## PROBLEM TO WORK ON
Each entry needs to be repeated exactly, with nothing added or removed.

## TASK MATERIAL
+++++
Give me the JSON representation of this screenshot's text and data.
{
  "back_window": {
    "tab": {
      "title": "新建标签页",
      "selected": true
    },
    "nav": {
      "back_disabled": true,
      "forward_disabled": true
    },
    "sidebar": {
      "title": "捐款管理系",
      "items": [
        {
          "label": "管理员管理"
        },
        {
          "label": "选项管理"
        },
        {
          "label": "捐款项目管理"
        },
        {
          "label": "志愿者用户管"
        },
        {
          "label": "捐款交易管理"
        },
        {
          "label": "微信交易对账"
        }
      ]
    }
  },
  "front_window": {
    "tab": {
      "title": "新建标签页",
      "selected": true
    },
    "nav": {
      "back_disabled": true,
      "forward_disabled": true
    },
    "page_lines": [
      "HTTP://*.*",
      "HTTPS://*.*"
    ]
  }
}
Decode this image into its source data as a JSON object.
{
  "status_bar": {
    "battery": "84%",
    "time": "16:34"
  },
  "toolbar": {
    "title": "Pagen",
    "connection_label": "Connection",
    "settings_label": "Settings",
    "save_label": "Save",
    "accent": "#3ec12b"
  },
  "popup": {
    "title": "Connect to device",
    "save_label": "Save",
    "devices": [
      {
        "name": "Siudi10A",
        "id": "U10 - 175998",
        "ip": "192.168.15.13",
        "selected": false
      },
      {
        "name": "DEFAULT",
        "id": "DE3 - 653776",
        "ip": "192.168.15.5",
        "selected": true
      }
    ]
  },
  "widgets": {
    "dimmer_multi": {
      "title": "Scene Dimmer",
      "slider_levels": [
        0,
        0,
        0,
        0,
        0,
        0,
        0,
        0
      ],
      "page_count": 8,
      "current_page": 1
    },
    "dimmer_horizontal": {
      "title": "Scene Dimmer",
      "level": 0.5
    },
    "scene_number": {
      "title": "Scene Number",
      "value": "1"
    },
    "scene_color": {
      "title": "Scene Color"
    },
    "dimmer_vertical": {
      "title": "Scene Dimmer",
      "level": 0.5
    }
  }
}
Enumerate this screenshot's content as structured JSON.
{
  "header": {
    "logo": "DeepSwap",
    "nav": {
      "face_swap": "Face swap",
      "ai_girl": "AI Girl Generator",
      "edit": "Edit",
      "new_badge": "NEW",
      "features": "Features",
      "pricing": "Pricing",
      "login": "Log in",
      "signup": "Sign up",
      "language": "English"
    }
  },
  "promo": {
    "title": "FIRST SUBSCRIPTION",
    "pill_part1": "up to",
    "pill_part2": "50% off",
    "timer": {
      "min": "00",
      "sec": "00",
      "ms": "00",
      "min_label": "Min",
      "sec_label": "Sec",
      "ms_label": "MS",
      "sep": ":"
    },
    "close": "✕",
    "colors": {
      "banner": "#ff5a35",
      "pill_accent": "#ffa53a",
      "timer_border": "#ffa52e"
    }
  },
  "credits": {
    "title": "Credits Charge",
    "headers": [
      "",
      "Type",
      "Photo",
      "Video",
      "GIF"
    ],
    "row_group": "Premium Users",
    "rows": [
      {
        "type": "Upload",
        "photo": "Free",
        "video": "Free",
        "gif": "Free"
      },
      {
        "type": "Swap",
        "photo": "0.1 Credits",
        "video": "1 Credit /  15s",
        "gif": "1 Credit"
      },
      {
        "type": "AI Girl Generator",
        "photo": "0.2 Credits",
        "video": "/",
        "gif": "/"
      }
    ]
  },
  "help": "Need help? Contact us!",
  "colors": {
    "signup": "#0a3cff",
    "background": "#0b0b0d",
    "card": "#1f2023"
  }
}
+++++
## RESULT BELOW
Give me the JSON representation of this screenshot's text and data.
{
  "back_window": {
    "tab": {
      "title": "新建标签页",
      "selected": true
    },
    "nav": {
      "back_disabled": true,
      "forward_disabled": true
    },
    "sidebar": {
      "title": "捐款管理系",
      "items": [
        {
          "label": "管理员管理"
        },
        {
          "label": "选项管理"
        },
        {
          "label": "捐款项目管理"
        },
        {
          "label": "志愿者用户管"
        },
        {
          "label": "捐款交易管理"
        },
        {
          "label": "微信交易对账"
        }
      ]
    }
  },
  "front_window": {
    "tab": {
      "title": "新建标签页",
      "selected": true
    },
    "nav": {
      "back_disabled": true,
      "forward_disabled": true
    },
    "page_lines": [
      "HTTP://*.*",
      "HTTPS://*.*"
    ]
  }
}
Decode this image into its source data as a JSON object.
{
  "status_bar": {
    "battery": "84%",
    "time": "16:34"
  },
  "toolbar": {
    "title": "Pagen",
    "connection_label": "Connection",
    "settings_label": "Settings",
    "save_label": "Save",
    "accent": "#3ec12b"
  },
  "popup": {
    "title": "Connect to device",
    "save_label": "Save",
    "devices": [
      {
        "name": "Siudi10A",
        "id": "U10 - 175998",
        "ip": "192.168.15.13",
        "selected": false
      },
      {
        "name": "DEFAULT",
        "id": "DE3 - 653776",
        "ip": "192.168.15.5",
        "selected": true
      }
    ]
  },
  "widgets": {
    "dimmer_multi": {
      "title": "Scene Dimmer",
      "slider_levels": [
        0,
        0,
        0,
        0,
        0,
        0,
        0,
        0
      ],
      "page_count": 8,
      "current_page": 1
    },
    "dimmer_horizontal": {
      "title": "Scene Dimmer",
      "level": 0.5
    },
    "scene_number": {
      "title": "Scene Number",
      "value": "1"
    },
    "scene_color": {
      "title": "Scene Color"
    },
    "dimmer_vertical": {
      "title": "Scene Dimmer",
      "level": 0.5
    }
  }
}
Enumerate this screenshot's content as structured JSON.
{
  "header": {
    "logo": "DeepSwap",
    "nav": {
      "face_swap": "Face swap",
      "ai_girl": "AI Girl Generator",
      "edit": "Edit",
      "new_badge": "NEW",
      "features": "Features",
      "pricing": "Pricing",
      "login": "Log in",
      "signup": "Sign up",
      "language": "English"
    }
  },
  "promo": {
    "title": "FIRST SUBSCRIPTION",
    "pill_part1": "up to",
    "pill_part2": "50% off",
    "timer": {
      "min": "00",
      "sec": "00",
      "ms": "00",
      "min_label": "Min",
      "sec_label": "Sec",
      "ms_label": "MS",
      "sep": ":"
    },
    "close": "✕",
    "colors": {
      "banner": "#ff5a35",
      "pill_accent": "#ffa53a",
      "timer_border": "#ffa52e"
    }
  },
  "credits": {
    "title": "Credits Charge",
    "headers": [
      "",
      "Type",
      "Photo",
      "Video",
      "GIF"
    ],
    "row_group": "Premium Users",
    "rows": [
      {
        "type": "Upload",
        "photo": "Free",
        "video": "Free",
        "gif": "Free"
      },
      {
        "type": "Swap",
        "photo": "0.1 Credits",
        "video": "1 Credit /  15s",
        "gif": "1 Credit"
      },
      {
        "type": "AI Girl Generator",
        "photo": "0.2 Credits",
        "video": "/",
        "gif": "/"
      }
    ]
  },
  "help": "Need help? Contact us!",
  "colors": {
    "signup": "#0a3cff",
    "background": "#0b0b0d",
    "card": "#1f2023"
  }
}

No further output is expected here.